“So… I insisted on therapy again and husband agreed. And he’s okay, thankfully. He did have way too much on his plate but he’s already faring much better now that he’s finally opened up. I wouldn’t blame anyone for being trapped in a cycle of self-hate after all of this.”

“He also mentioned his parents’ deaths too, very briefly. This all felt liberating because we finally came back to our before, where we’d share and discuss everything freely.”

And as therapy so often does, unexpected additional discoveries were made. 

“One surprise though, is that I ended up being diagnosed. I am depressed. TBH, I’m still puzzled because I come from a traditional Asian family where depression is a myth. But I guess I’d never questioned myself because I was just always too busy to.”

“Parents abandoned me when I was 5, became a barrister at 21, worked 80 hours/week, taking care of my kids, charity work…You know what’s the funniest part? I’m extremely lazy. Every second I fight the urge to lie down somewhere and sleep forever.

“I have these random moments where I question the relevance of it all but they all seem insignificant in light of everything I could lose. I’m okay. I never felt like reaching a breaking point.”

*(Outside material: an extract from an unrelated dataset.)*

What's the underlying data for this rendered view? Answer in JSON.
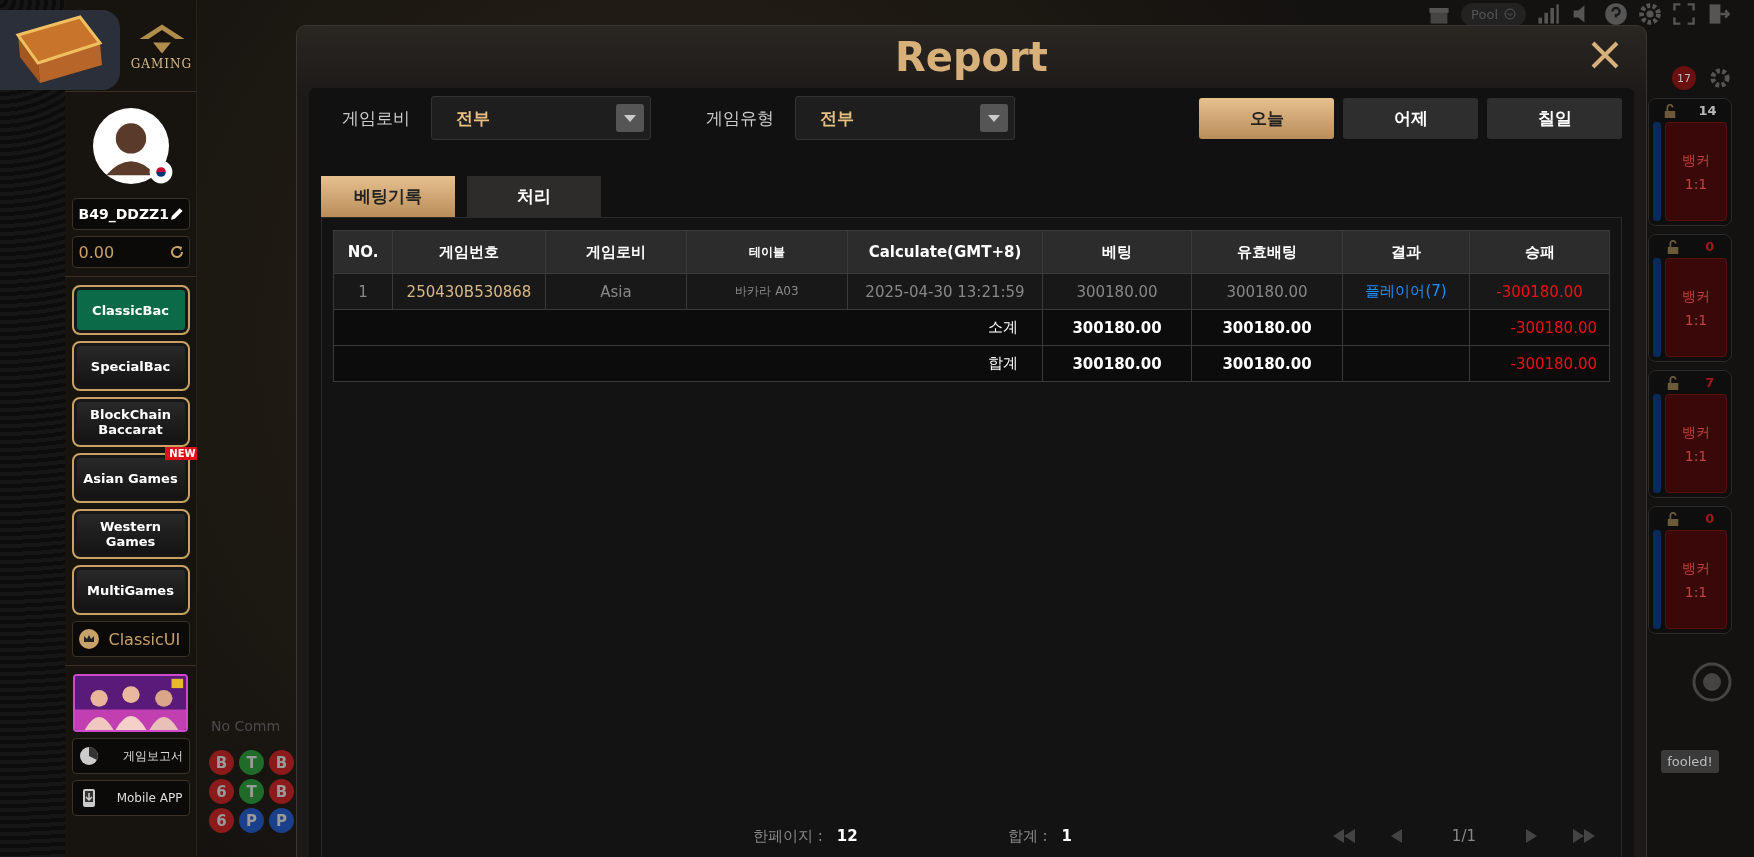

“My husband has been feeling guilty – so I slapped some sense into him and told him I’m not cancerous.”

Those developments even initiated some good family work too. 

“We also had a talk with the kids. My oldest has been radiant since then. Youngest also likes to follow my husband around like a baby chick now. I’ve become an in-house counsel, so twice as less work hours, which is really cool too haha.”

Reddit loved hearing about the success after the upsetting initial post. 

“This is a great update, thanks for sharing. As inspiring and nice as it is to see the steps you’re taking here and how well you’re supporting him and taking care of yourself, I’m still so sad for everyone involved.”

“Life is the ultimate a**hole.” — MyAskRedditAcct

“Not gonna lie, I remember reading your first post and expecting the worst because of how dire things were. And I still feel sad for everyone involved.”

“But I’m so glad things are getting better for you [Original Poster], it surely gives hope about life!” — milkbaozi

“How gentle and loving your approach was, and the lack of judgement you met your husband with was beautiful. What a painful way to realize something so deeply hidden in himself, I’m sorry for everyone’s loss, especially his.”

“I hope that therapy opens up a new way forward for you all; I wish you luck.” — LittleJackass80

In times of such global unrest, stories like this remind us that solutions can be within grasp.

Of course, those large-scale issues cannot be neglected, but it can be nice to sit with a positive experience, if only for a moment. 

Written by Eric Spring

Eric Spring lives in New York City. He has poor vision and cooks a good egg. Most of his money is spent on live music and produce. He usually wears plain, solid color sweatshirts without hoods because he assumes loud patterns make people expect something big. Typically, he'll bypass a handshake and go straight for the hug.